Three weeks ago in this space, I vowed to purchase a book: The Way We Eat Now: How the Food Revolution Has Transformed Our Lives, Our Bodies, and Our World, by British food journalist and historian Bee Wilson.
Mission accomplished, and I began reading it yesterday.
Living and reading the old-school way means queueing a “coming soon” stack of genuine, tactile books on the nightstand, and tackling them one by one. Another work pertaining to food is about to join the weighty mass: Animal, Vegetable, Junk: A History of Food, from Sustainable to Suicidal, by Mark Bittman.
The Nation offers a preview.
Junk: Mark Bittman’s history of why we eat bad food, by Bill McKibben
In Animal, Vegetable, Junk, his latest book, (Bittman) offers us his most thoroughgoing attack on the corporate forces that govern our food, tracking the evolution of cultivation and consumption from primordial to modern times and developing what is arguably his most radical and forthright argument yet about how to address our contemporary food cultures’ many ills.
Here is the crux of the argument.

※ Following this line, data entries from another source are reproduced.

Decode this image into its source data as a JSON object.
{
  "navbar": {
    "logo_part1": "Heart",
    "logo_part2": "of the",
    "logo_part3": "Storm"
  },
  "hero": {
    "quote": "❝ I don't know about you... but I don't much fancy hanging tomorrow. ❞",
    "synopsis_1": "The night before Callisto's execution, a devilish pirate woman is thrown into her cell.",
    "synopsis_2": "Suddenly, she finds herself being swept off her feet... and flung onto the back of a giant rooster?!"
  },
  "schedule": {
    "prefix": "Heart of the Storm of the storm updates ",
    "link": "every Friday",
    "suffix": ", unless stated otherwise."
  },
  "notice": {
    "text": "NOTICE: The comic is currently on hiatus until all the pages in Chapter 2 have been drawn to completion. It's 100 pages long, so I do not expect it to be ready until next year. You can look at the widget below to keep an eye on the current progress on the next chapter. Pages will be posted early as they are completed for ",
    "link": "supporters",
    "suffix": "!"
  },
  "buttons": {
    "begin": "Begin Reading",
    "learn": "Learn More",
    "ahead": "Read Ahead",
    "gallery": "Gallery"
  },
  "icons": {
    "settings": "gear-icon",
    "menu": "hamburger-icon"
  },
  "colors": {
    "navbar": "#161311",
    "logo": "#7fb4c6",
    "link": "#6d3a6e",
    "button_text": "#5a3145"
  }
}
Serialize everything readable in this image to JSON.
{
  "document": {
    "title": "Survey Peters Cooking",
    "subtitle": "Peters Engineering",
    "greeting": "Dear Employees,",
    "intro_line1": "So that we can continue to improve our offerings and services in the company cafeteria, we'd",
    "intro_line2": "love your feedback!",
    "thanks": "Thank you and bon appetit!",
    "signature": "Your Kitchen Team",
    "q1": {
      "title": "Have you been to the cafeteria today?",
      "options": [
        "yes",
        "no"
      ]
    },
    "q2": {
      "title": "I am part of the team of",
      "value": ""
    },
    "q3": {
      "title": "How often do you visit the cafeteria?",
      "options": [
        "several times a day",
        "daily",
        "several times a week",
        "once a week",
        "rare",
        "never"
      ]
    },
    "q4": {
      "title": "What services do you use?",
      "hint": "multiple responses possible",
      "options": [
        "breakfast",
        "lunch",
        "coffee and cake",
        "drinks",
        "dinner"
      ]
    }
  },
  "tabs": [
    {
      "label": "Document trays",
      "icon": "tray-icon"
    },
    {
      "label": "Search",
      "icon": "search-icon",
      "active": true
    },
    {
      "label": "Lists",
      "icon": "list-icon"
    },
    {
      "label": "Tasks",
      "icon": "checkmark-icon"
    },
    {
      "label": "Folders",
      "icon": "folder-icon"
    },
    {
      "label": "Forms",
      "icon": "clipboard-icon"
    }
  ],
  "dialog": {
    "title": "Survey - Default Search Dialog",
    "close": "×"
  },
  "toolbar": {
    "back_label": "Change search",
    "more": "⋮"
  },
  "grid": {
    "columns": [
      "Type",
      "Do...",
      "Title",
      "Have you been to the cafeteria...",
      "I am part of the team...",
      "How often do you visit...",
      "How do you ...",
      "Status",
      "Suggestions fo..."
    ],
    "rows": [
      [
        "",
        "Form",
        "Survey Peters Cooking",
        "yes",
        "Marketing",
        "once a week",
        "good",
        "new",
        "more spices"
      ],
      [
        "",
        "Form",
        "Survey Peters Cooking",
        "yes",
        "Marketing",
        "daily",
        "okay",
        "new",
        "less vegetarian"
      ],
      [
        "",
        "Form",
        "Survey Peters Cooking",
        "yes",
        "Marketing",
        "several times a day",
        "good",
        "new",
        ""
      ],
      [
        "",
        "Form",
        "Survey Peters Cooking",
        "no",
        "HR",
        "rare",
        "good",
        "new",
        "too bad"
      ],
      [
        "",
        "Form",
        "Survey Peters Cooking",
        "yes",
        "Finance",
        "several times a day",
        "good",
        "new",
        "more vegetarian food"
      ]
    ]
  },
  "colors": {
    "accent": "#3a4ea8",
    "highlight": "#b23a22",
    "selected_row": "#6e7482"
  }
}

For Bittman, the central drama of this story begins in the course of the last century, as agriculture and food processing became mass industries, and as we moved from having two types of food (plants and animals) to being overwhelmed by a new third type—one that was “more akin to poison.” These “engineered edible substances, barely recognizable as products of the earth, are commonly called ‘junk.’ ”
The difference between these two books, each ostensibly devoted to the same broad topic, is Bittman’s willingness to indulge the polemic against monopolistic corporate forces, while Wilson embraces a more personalized perspective.
Wilson does a creditable job summarizing the economics and nutritional effects of these transitions, but she’s a food writer, not an agronomist or policy-maker. She’s more interested in eaters and consumers than in growers and producers. She says relatively little about the factories and methods that produce so much of our food (including our meat) and still less about the sustainable and ethical farmers challenging those conglomerates.
I plan on purchasing Bittman’s book and reading it later this summer. In the interim, the reviews in The Nation cited herein provide an ample overview of the subject matter.
(Today’s cover photo credit is from New Hope Network, and it’s also an article about Bittman’s book that is worth reading)